In the wake of its strong premiere effort, Beijing (Playscape, 2000), the Michael Musillami Trio continues its globetrotting, turning to Germany for inspiration to produce its sophomore offering, Dachau. While the opening "Dresden and the title piece itself conjure up some of the 20th century's worst horrors, the music is wonderfully uplifting and powerfully creative. Musillami's signature guitar sound, a mix of catchy odd-metered melodies with intriguing chords, dovetails remarkably with Joe Fonda's bass lines, while drummer George Schuller disdains genre to move from mainstream to free.
From the opening riff of "Dresden, which catches your ear with its inventive melody, to the beautifully put together closing "Metaphor 3.4.5, which has Fonda singing to his bass, there is no mistaking that this is a Musillami project.

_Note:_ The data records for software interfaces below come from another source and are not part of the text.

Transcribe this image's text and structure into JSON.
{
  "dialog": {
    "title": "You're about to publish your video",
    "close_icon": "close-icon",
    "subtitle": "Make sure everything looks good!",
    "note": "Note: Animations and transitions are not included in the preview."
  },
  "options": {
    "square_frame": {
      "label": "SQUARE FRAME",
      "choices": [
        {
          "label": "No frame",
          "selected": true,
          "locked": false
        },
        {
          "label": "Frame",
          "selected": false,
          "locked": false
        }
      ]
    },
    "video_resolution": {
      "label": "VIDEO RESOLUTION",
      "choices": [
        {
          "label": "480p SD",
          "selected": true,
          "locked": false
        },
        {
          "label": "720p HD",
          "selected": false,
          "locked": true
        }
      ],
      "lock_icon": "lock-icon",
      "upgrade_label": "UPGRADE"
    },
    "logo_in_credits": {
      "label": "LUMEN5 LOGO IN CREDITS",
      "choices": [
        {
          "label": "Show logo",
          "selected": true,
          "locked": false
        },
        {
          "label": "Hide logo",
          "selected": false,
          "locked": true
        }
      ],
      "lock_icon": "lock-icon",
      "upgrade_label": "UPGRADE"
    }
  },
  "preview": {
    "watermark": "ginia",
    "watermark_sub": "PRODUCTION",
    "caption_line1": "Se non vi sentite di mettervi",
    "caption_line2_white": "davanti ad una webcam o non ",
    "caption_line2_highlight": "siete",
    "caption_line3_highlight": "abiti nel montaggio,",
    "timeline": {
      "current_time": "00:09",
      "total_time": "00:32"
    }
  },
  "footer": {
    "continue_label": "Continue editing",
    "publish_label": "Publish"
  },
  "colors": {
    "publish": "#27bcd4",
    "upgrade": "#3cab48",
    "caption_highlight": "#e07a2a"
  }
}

His knack for allowing a winning formula to develop is evident. Fonda's worldly experience is given ample room, as is Schuller's ability to segue stylistically. Pianist Peter Madsen augments the trio to a quartet to expand on both the frenetically driving "Part Pitbull, first heard on the Musillami/Madsen collaboration of the same name (Playscape, 2002) and construct a very reverential "Today the Angels that debuted on Op. Ed (Playscape, 2001).
The Musillami staple "Archives features reedmaster Tom Christensen, his tenor ably matching the inventively melodic guitar runs note for note, in addition to honking its own creative path. "Dachau finds Dave Ballou's trumpet joining the others for an extended and at times surprisingly warm take on its notorious namesake, while "Rottweil is portrayed as a particularly bluesy German city. This is expertly played music from a core trio of true professionals who gel exceedingly well.
Track Listing: Dresden; Archives; Dachau; Part Pitbull; Rottweil; Today the Angels; Metaphor 3.4.5.
Personnel: Michael Musillami: guitar; Joe Fonda: bass; George Schuller: drums, bells, shaker, toy
hammer whistle; Peter Madsen: piano (3,4,6); Tom Christensen: tenor saxophone (2,3);
Dave Ballou: trumpet (3).
I love jazz because next to my kids, it's the love of my life.
I was first exposed to jazz by Joe Rico from a tiny station in Niagara Falls in 1954 when I was 13.
The best show I ever attended was Maynard Ferguson who blew the roof off Massey Hall in the late 50s.
My advice to new listeners is to listen to everything you can and then listen again.